Using surrogate models to optimise designs for laser-driven fusion power production Laser-plasma experiments in high-energy density physics (HEDP) and fusion research trigger kinetic scale instabilities whose effects must be included in large-scale fluid simulations. The difference in time and spatial scales between the kinetic and fluid models, along with the cost of the kinetic modelling, have hindered the full inclusion of important kinetic processes in laser-driven fusion simulations. It is critical for the design and interpretation of experiments that this is solved. This project aims to develop a surrogate model for the kinetic processes suitable for including in fluid scale simulations. Fusion
Exploring the Heterogenous Biogenesis Pathways of the Bacterial Cell Envelope The cell envelope serves as the front-line to both defence and pathogenicity in bacteria. Critical protein assemblies are required to mature, localise and assemble proteins, sugars and lipids around the cell to enable protection against antibiotics, phages and toxins, and to modulate cell structure and shape. A major component of this is the essential extracellular cell wall, which forms a mesh-like coat around the cell. Its assembly is the target for many antibiotics. Here we will use molecular simulation to study the protein machinery responsible for the formation of the cell wall and other biogenesis pathways within the cell envelope. Medicines
Modelling noisy biochemical switches and networks

Biological systems often need to switch behaviour due to environmental (e.g. temperature) and other stimuli (e.g. cell-cell interactions). Yet, understanding how cells can make reliable decisions given the inevitable noisiness of the intracellular conditions remains an open problem. Here, we will develop stochastic models of small biochemical networks that undergo stochastic switching in behaviour. The project involves building a robust software framework for exploring the role of spatial and temporal fluctuations in protein number within different boundary constraints. Working closely with experimentalists (Loose lab, IST-Austria), we will generate predictions that can then be directly tested.
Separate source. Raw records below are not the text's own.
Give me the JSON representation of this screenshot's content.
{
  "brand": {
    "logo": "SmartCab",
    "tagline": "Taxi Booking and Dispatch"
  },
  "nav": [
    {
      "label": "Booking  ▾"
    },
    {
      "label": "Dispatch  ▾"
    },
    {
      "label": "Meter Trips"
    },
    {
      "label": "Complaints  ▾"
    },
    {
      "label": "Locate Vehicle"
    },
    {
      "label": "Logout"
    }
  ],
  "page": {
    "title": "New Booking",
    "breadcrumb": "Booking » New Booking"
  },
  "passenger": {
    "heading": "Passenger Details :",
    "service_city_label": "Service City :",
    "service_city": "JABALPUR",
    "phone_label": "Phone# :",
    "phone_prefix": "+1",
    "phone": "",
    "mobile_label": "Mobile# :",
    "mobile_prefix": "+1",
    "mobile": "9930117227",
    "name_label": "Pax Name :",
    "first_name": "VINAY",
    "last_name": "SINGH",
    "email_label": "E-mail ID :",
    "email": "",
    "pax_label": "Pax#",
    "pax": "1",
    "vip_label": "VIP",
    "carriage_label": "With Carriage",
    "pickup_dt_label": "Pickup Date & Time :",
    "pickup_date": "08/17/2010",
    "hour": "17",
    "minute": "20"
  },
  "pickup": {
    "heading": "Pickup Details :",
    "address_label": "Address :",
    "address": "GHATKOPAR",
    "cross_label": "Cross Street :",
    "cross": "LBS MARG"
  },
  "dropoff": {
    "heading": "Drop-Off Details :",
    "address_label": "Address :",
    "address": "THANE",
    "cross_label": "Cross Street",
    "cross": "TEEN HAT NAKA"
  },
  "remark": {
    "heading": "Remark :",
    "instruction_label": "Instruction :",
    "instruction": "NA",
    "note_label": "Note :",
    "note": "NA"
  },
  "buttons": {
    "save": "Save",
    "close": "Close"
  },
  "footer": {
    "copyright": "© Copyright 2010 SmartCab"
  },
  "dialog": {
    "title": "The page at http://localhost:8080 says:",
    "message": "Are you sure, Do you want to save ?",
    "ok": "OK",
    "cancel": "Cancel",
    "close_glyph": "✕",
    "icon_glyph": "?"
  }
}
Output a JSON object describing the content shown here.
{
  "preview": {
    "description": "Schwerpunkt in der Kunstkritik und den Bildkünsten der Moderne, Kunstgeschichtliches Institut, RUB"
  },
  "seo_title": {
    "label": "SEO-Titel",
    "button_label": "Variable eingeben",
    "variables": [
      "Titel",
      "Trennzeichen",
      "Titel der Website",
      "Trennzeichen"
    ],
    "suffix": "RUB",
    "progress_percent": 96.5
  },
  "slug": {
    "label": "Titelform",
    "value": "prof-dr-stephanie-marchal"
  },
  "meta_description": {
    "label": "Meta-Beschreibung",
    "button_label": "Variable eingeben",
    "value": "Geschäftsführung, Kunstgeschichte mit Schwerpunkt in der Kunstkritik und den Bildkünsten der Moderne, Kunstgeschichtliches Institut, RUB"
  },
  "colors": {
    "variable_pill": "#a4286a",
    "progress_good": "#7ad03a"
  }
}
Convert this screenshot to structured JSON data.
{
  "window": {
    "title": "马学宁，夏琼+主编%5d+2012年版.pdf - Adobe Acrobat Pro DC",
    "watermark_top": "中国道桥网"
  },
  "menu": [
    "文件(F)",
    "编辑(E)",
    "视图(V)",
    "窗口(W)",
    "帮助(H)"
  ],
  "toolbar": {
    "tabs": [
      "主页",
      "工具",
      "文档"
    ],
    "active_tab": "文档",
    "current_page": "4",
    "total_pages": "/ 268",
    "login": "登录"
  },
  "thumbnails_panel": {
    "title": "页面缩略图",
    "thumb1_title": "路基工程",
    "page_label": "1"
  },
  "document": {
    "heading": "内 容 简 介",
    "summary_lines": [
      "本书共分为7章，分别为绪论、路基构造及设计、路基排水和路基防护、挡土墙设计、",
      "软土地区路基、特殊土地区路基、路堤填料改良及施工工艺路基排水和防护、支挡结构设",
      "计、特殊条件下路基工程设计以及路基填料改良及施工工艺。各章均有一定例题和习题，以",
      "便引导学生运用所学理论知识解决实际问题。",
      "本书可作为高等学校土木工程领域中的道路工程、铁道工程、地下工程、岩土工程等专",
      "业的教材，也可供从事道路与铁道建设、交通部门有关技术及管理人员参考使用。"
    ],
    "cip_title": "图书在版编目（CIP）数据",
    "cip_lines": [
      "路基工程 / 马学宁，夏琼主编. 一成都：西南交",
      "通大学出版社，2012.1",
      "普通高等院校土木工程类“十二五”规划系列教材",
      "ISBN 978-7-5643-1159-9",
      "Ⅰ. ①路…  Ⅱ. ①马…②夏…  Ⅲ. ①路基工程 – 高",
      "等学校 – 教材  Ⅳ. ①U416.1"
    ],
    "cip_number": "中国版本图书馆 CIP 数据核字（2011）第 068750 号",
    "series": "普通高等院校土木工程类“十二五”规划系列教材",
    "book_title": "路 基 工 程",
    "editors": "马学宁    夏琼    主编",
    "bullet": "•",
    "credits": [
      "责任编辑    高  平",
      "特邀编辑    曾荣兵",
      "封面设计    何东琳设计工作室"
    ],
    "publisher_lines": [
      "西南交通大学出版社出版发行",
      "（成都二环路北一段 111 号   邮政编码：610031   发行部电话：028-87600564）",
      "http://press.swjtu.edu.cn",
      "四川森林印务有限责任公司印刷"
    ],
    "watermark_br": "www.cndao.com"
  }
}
Protein origami: New computational methods to predict protein folding ensembles How does a protein fold into its native state? This is one of the most important and challenging problems in the chemical sciences, and a key question in understanding diseases driven by protein misfolding and aggregation (such as Parkinson’s disease). In this project, we will develop and employ a new computational scheme to access long time-scale protein folding events by mapping onto a discretized connectivity-based description of protein structure. This new approach will then enable us to investigate sequence-specific folding effects and translational folding, as well as providing a new scheme for protein-structure prediction. Medicines
Untangling disorder in amorphous pharmaceuticals using artificial intelligence

The best pharmacologically active compound may have been found, but its function, properties and processability are heavily dependent on the solid form. Solid-state Nuclear Magnetic Resonance and diffraction experiments, coupled with quantum mechanical calculations are powerful tools to elucidate the atomic structure, which is needed to understand and control macroscopic properties. The challenge in amorphous systems is that experiments only provide globally averaged measurements, while large length scales are needed to capture the disorder, which render quantum mechanical calculations unfeasible. In this project, machine learning models will be used to bypass the need for these costly computations, allowing interpretation of experimental data and structure determination with unprecedented accuracy.